The Dow Jones Industrial Average is down 11.79 points at 26,440.87. June gold is down $0.60 at $1,276.60, May silver is up $0.02 at $14.94 and May copper is up $0.0340 at $2.9645. May crude oil is down $0.27 at $63.78, May heating oil is down $0.0098, May RBOB is up $0.0106 and May natural gas is down $0.056.
May corn continued its downward slide Wednesday, losing 3/4 cent to $3.58 1/4 on light volume without any news to shake the grain market out of its bearish mood. Wednesday’s weather map showed light-to-moderate showers across the Northern Plains, much of which fell over southern Minnesota, while the rest of the Corn Belt was mostly drier.
Thursday and Friday’s forecast expects heavy rain again over the Mississippi Delta and southeastern U.S., stretching through the eastern Midwest to Ontario and adding further delays getting into fields. The fact that we have seen a lot of planting happen in a narrow window before is keeping noncommercials comfortably net short so far. The weather pattern in early May will be critical this year.
While May corn futures sag toward their contract low, national average cash prices are staying close to their one-year average at $3.38.DTN’s National Corn Index closed at $3.37 Tuesday, 22 cents below the May contract. In outside markets, the June U.S. dollar index is up 0.02, Dow Jones Industrials are slightly lower and other commodities are mixed.
May soybeans fell 9 cents to $8.79 Wednesday, the lowest close in over five months as bearish concerns continue to wear on those waiting for a new trade agreement with China. Similarly, November soybeans finished down 8 3/4 cents to their lowest close in over four months at $9.12 1/4.
Grain News on AgFax
Concerns about record-high U.S. ending soybean stocks in 2018-19, the lack of U.S. soybean exports while China maintains a 25% tariff, and a possibility of higher-than-expected soybean plantings in 2019 are all playing a part in pulling prices lower.

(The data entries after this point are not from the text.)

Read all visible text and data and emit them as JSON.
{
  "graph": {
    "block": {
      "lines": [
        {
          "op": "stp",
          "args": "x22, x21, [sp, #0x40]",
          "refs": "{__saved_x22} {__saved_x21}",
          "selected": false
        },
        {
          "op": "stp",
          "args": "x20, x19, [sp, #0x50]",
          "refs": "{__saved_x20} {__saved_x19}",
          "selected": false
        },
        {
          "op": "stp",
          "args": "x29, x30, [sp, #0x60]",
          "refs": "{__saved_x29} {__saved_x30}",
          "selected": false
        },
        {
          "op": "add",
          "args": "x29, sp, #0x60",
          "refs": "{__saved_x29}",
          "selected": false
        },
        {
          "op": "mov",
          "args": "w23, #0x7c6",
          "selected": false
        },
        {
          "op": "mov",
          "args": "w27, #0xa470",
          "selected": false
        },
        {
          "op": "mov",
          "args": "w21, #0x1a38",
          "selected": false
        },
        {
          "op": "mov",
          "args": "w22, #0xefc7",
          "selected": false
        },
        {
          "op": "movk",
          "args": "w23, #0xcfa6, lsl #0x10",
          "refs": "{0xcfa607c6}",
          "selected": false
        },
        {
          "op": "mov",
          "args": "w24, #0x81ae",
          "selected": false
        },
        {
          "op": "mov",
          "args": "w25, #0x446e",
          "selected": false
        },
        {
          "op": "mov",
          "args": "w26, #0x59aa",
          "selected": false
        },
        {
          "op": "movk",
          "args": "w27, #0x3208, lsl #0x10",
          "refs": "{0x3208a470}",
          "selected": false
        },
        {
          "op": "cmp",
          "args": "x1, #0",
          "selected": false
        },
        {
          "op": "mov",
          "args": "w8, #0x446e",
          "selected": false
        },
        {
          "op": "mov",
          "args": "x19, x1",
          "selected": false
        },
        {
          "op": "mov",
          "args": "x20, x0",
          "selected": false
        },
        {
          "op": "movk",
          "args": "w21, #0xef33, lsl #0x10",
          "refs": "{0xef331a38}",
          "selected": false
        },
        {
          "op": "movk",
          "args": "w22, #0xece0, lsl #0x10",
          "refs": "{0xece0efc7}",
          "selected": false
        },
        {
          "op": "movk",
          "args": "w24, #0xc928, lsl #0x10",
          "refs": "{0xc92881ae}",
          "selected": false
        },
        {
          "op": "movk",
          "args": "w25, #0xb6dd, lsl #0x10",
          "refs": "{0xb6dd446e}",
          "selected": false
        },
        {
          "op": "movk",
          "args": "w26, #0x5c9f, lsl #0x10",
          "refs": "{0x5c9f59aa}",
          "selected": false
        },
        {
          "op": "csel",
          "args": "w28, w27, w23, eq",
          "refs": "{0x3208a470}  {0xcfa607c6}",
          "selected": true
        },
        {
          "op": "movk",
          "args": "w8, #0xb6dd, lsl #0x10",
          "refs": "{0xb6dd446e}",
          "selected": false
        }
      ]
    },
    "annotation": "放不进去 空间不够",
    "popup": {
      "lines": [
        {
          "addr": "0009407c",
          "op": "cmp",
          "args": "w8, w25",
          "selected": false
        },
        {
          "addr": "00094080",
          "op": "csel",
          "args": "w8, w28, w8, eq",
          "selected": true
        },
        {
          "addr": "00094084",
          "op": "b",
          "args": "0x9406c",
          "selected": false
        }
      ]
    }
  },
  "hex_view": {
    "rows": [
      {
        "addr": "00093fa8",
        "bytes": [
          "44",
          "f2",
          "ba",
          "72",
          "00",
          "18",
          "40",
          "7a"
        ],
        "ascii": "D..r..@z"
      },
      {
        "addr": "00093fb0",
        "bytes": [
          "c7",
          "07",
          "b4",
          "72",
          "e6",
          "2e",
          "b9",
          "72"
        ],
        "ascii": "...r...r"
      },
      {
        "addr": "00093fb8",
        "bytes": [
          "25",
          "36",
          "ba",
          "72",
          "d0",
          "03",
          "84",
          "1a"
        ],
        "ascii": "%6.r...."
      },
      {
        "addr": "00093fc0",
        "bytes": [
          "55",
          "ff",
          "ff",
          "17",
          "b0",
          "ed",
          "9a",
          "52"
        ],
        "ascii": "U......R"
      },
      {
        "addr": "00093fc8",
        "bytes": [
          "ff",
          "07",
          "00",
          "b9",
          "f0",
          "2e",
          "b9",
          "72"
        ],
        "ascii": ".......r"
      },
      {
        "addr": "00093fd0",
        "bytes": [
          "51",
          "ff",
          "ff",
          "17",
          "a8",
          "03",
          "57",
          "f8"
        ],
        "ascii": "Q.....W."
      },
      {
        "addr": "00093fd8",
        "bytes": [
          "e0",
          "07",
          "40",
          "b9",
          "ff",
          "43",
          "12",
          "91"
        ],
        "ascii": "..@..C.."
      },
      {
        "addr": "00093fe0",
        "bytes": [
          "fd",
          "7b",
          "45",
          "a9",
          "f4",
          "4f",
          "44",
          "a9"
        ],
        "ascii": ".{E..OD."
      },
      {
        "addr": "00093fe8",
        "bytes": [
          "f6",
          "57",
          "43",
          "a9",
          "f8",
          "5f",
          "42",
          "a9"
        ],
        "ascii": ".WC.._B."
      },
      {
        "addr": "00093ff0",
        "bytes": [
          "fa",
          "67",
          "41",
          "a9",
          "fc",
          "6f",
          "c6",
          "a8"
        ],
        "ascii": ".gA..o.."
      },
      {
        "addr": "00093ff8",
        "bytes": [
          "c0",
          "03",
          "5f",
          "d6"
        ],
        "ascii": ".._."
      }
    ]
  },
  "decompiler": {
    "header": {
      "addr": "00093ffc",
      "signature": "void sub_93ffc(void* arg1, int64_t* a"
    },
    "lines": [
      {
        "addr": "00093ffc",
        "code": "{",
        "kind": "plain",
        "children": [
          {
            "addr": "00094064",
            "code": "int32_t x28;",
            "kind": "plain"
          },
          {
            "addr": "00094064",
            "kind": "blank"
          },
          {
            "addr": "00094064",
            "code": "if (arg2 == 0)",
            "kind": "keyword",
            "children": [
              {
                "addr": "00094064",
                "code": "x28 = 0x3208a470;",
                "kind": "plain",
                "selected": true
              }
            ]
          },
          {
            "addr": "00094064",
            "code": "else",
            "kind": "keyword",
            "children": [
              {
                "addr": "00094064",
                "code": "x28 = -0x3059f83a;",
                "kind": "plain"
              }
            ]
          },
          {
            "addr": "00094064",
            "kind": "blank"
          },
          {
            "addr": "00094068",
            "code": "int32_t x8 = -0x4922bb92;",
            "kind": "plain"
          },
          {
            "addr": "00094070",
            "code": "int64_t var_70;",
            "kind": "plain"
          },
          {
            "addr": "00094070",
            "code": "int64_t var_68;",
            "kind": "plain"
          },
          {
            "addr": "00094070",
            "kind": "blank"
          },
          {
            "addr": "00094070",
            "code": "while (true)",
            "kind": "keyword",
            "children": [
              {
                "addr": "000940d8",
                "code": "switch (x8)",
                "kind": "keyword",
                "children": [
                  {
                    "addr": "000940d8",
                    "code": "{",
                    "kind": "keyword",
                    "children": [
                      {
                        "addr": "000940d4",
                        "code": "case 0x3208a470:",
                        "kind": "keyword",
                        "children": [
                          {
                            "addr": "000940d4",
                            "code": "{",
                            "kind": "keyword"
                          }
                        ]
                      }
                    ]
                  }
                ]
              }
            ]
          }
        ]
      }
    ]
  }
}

As traders have heard for months, U.S.-China trade talks are said to be going well, but without an official announcement, it is difficult to counter all the bearish arguments soybeans face.
Historically speaking, USDA’s current estimate of ending soybean stocks representing 22% of annual use point to cash soybean prices in the neighborhood of $6.00 to $7.00, lower than USDA’s estimated range of $8.35 to $8.85 for 2018-19. There is plenty of uncertainty ahead, both in the new-crop season and with trade talks. Technically, the trend in May soybeans turned down with Wednesday’s lower close.
DTN’s National Soybean Index closed at $8.05 Tuesday, 83 cents below the May contract and will be near its March low on Wednesday.
July Kansas City wheat gained back 3 3/4 cents to end at $4 26 1/4 Wednesday, but is still having a bearish week after Tuesday’s new contract low. Spot prices have a recent history of support in the $3.75 to $4.00 range and commercials are already modestly net long. However, the fundamental outlook remains bearish with no strong argument available for traders to expect higher prices.
As we have mentioned often the past several months, U.S. wheat supplies are plentiful, HRW wheat exports are sluggish and so far, the new winter wheat crop is getting high good-to-excellent ratings from USDA in spite of excessively wet areas of SRW wheat. Outside the U.S., it is also difficult to find bullish hope as most weather concerns are minor and early conditions are favorable in Ukraine and Russia. In such a bearish atmosphere, the trends of cash prices for all three wheats are down with prices searching for support.
DTN’s National HRW Index closed at $4.05 Tuesday, 12 cents under the May contract and near its March low. DTN’s National SRW Index closed at $4.22, still up from its lowest prices in a year.